This dal is my and every other Gujarati’s taste of home. One spoonful and I am transported. It has a more complex taste than most dals due to the subtle jabs of star anise, curry leaves and lemon, all rounded off with the sweetness of honey. Because of the time it takes to soak and cook toor lentils, this is more of a weekend dish in our house, although a daily staple across Gujarat.
Serves 4 as part of a main course
– 300g yellow toor lentils
– 2 star anise
– rapeseed oil
– ½ teaspoon mustard seeds
– ¾ teaspoon cumin seeds
– 4 whole cloves
– 1 green finger chilli, slit lengthways
– 2 sprigs of fresh curry leaves
– 3 large ripe tomatoes, chopped
– ½ teaspoon ground turmeric
– 1⅓ teaspoons salt
– 2½ teaspoons runny honey
– 1½ tablespoons lemon juice
– 30g red-skinned peanuts, crushed
1. Soak the toor lentils in cold water overnight, or in warm water for an hour before cooking. When soaked, wash the lentils in a few changes of cold water until the water runs clear, then place in a saucepan and cover with 4cm of cold water.
2. Add the star anise and set to boil over a medium heat.
3. The lentils will take around an hour to become tender (so you can crush them easily with the back of a spoon), and you may need to remove the scum that forms, using a large spoon. While the lentils cook, you can prepare the tempering.
4. Put 2 tablespoons of oil into a frying pan over a medium heat. When hot, add the mustard seeds, cumin seeds, cloves, green chilli and 6 curry leaves. Stir-fry for 2 to 3 minutes, until you can smell the spices, then add the tomatoes.
5. Cook for around 5 minutes, until the tomatoes become soft and paste-like, then add the turmeric, salt, honey and lemon juice. Cook for a couple of minutes, then turn off the heat.
6. When the lentils are cooked, whisk them to thicken, then add the tempering. The mixture will be quite thick, and Gujarati dal is normally thin, so add at least 200 ml of hot water (or as you prefer), then simmer for a further 15 minutes. Check that the salt, lemon, chilli and honey are to your liking, then take off the heat.
7. Put another tablespoon of oil into a separate frying pan and, when hot, add a sprig of curry leaves and the crushed nuts.
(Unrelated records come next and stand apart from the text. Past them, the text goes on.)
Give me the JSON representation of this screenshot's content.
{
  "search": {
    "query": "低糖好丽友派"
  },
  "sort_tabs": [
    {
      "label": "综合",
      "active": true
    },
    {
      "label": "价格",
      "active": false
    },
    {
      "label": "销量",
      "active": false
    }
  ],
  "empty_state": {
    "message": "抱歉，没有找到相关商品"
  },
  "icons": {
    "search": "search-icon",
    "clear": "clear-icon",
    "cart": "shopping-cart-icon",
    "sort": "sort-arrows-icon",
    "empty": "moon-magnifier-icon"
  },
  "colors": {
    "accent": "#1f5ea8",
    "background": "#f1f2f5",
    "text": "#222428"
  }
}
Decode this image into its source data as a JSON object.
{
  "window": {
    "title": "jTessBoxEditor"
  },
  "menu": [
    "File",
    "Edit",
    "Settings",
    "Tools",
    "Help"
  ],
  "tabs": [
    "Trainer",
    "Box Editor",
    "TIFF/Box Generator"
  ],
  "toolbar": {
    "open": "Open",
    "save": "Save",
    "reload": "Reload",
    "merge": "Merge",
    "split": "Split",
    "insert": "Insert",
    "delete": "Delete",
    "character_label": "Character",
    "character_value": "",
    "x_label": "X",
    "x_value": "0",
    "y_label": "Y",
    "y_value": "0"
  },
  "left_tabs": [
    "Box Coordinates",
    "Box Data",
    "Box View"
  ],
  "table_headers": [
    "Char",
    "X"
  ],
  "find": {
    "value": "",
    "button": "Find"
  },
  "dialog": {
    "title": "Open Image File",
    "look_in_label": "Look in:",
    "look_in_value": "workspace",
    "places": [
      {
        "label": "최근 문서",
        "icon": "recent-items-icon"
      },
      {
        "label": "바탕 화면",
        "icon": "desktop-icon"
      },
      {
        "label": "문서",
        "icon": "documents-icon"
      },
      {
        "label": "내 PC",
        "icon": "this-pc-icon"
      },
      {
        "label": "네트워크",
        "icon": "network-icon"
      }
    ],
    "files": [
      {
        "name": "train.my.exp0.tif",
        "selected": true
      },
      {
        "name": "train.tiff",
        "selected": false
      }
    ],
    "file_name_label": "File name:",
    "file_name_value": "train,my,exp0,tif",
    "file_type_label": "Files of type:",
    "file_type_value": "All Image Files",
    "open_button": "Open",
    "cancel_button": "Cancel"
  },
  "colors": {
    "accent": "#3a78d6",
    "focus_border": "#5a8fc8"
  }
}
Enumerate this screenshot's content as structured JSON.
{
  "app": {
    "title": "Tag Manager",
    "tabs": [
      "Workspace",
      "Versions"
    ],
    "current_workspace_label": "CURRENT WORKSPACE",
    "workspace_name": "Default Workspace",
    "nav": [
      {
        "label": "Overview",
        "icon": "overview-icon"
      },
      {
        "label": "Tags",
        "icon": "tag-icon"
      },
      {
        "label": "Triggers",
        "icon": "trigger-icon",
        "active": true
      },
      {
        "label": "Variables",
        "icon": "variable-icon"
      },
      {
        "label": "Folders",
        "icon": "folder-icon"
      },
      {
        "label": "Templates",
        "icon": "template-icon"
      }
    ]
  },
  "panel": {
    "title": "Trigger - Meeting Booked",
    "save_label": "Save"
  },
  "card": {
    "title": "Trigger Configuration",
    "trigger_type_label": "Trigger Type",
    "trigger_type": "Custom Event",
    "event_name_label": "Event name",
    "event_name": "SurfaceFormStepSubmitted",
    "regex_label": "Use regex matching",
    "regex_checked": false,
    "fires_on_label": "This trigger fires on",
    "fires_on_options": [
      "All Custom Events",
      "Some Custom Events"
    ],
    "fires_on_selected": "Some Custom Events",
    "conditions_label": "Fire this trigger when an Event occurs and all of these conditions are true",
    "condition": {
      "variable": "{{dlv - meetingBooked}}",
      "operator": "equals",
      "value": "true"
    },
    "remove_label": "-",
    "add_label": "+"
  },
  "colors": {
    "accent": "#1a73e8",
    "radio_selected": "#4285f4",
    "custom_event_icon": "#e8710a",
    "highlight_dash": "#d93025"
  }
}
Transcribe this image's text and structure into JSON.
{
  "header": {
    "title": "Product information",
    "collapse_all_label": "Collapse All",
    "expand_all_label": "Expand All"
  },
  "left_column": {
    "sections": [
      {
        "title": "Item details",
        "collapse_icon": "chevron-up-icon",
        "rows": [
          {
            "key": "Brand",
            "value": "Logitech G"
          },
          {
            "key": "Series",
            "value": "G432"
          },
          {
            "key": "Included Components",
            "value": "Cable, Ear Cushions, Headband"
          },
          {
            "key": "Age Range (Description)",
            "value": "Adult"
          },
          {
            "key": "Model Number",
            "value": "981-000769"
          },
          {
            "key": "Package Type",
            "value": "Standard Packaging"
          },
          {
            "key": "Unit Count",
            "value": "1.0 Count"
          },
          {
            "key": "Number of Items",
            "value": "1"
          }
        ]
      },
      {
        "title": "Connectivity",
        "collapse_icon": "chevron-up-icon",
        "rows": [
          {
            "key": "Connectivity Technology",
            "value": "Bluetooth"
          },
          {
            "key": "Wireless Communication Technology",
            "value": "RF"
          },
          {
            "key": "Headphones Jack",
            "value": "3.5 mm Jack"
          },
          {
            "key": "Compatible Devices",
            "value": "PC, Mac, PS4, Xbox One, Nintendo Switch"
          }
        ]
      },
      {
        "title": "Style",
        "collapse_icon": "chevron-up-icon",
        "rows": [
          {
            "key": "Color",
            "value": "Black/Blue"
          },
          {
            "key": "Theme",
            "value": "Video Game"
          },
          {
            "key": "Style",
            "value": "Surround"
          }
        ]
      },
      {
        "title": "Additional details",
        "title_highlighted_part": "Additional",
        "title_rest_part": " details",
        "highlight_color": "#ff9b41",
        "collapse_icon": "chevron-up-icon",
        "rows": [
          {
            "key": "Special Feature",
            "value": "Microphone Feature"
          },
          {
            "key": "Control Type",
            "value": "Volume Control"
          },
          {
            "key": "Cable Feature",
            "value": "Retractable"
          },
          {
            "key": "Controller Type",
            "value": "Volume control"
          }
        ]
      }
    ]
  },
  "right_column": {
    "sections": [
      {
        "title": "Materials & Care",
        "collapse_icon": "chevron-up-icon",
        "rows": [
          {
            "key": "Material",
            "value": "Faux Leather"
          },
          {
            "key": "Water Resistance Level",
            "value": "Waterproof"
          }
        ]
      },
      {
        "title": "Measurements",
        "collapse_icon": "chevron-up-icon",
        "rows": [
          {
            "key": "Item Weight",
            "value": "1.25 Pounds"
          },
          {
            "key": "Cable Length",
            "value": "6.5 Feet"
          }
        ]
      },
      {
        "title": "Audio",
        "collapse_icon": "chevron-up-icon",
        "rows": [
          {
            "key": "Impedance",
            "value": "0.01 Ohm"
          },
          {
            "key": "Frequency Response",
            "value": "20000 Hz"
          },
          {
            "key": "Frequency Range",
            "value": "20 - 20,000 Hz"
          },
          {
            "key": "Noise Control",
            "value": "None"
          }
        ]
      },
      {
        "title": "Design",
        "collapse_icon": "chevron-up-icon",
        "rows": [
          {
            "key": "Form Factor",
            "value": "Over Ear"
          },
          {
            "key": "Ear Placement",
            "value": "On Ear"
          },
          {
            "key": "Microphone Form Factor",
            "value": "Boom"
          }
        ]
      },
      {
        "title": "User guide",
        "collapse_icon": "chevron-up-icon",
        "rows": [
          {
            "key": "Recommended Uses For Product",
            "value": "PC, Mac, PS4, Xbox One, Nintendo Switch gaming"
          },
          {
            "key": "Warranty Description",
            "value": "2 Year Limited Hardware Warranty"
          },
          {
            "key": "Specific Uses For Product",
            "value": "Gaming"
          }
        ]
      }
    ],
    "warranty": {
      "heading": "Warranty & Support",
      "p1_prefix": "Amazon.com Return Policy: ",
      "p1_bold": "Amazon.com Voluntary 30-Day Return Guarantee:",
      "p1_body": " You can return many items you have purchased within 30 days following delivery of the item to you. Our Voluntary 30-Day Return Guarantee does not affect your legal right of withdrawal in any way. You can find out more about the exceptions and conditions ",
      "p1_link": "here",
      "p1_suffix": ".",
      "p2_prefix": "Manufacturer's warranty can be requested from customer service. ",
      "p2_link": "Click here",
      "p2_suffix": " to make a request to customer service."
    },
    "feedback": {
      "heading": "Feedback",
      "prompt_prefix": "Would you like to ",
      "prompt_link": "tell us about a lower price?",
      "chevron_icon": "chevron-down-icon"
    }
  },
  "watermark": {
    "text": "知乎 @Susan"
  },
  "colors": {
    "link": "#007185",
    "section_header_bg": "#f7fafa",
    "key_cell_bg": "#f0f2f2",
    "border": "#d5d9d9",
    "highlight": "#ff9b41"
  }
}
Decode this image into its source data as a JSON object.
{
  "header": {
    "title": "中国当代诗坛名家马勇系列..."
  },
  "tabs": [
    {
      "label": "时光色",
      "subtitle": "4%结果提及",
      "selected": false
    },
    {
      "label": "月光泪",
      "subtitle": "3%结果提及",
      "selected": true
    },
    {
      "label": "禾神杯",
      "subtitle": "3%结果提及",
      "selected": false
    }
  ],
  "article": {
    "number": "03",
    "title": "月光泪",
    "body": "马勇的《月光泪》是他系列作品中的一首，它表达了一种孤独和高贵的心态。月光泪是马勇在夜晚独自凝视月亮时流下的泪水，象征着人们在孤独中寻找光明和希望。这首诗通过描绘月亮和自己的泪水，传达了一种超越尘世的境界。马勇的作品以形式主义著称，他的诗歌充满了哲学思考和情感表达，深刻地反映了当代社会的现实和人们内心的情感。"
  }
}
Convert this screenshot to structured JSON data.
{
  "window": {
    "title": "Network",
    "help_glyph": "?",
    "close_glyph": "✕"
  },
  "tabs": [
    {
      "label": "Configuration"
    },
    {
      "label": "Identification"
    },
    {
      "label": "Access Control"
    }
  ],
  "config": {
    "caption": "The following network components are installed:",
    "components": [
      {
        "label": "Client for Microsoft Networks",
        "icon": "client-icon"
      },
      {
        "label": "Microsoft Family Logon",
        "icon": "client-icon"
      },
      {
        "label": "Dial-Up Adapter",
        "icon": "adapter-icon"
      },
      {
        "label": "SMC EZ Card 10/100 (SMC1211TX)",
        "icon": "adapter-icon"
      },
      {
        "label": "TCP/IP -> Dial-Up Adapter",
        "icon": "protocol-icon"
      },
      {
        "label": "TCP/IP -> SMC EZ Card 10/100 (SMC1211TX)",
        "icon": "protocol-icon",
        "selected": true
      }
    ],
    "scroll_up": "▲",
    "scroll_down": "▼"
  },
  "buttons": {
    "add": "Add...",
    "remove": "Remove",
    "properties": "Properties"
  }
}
Fry until the curry leaves crisp up and the peanuts brown, then take off the heat.
8. Transfer the dal to a serving dish and scatter over the curry leaves and the peanuts. Serve with steamed basmati rice, a green leafy vegetable curry like the savoy cabbage, black kale and potato subji, and a side of yoghurt and pickles.
Here are surprising recipes for every day made using easy to find ingredients: mushroom and walnut samosas, oven-baked onion bhajis and beetroot and paneer kebabs. There are familiar and classic Indian recipes like dals, curries and pickles, alongside less familiar ones using fresh seasonal British ingredients.
And then there are showstoppers such as daily dosas with coconut potatoes, roasted cauliflower korma, sticky mango paneer skewers, wild mushroom upma and lime pickle rice with roast squash and red onion.
To finish, there’s a chapter of luscious puddings like salted peanut and jaggery kulfi alongside carrot halwa and pistachio cake. Whether you are vegetarian, want to eat more vegetables or just want to make great, modern Indian food, this is the book for you.